REQUIRED ACTION. Copy out all the records exactly.

RECORD EXTRACTS.

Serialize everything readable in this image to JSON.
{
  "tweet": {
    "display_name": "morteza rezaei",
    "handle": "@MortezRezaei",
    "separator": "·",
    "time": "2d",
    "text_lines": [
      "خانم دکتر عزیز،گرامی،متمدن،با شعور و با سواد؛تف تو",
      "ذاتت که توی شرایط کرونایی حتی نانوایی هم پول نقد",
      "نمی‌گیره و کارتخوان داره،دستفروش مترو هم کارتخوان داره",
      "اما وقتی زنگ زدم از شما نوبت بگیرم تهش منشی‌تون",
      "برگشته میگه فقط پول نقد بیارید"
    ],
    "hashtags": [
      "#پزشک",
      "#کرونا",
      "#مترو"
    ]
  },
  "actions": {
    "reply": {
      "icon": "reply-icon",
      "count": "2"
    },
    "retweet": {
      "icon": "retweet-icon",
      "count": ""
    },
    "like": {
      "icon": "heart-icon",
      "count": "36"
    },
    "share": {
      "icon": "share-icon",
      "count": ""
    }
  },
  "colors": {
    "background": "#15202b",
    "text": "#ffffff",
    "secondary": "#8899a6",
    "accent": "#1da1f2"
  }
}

ANSWER SECTION.
Serialize everything readable in this image to JSON.
{
  "tweet": {
    "display_name": "morteza rezaei",
    "handle": "@MortezRezaei",
    "separator": "·",
    "time": "2d",
    "text_lines": [
      "خانم دکتر عزیز،گرامی،متمدن،با شعور و با سواد؛تف تو",
      "ذاتت که توی شرایط کرونایی حتی نانوایی هم پول نقد",
      "نمی‌گیره و کارتخوان داره،دستفروش مترو هم کارتخوان داره",
      "اما وقتی زنگ زدم از شما نوبت بگیرم تهش منشی‌تون",
      "برگشته میگه فقط پول نقد بیارید"
    ],
    "hashtags": [
      "#پزشک",
      "#کرونا",
      "#مترو"
    ]
  },
  "actions": {
    "reply": {
      "icon": "reply-icon",
      "count": "2"
    },
    "retweet": {
      "icon": "retweet-icon",
      "count": ""
    },
    "like": {
      "icon": "heart-icon",
      "count": "36"
    },
    "share": {
      "icon": "share-icon",
      "count": ""
    }
  },
  "colors": {
    "background": "#15202b",
    "text": "#ffffff",
    "secondary": "#8899a6",
    "accent": "#1da1f2"
  }
}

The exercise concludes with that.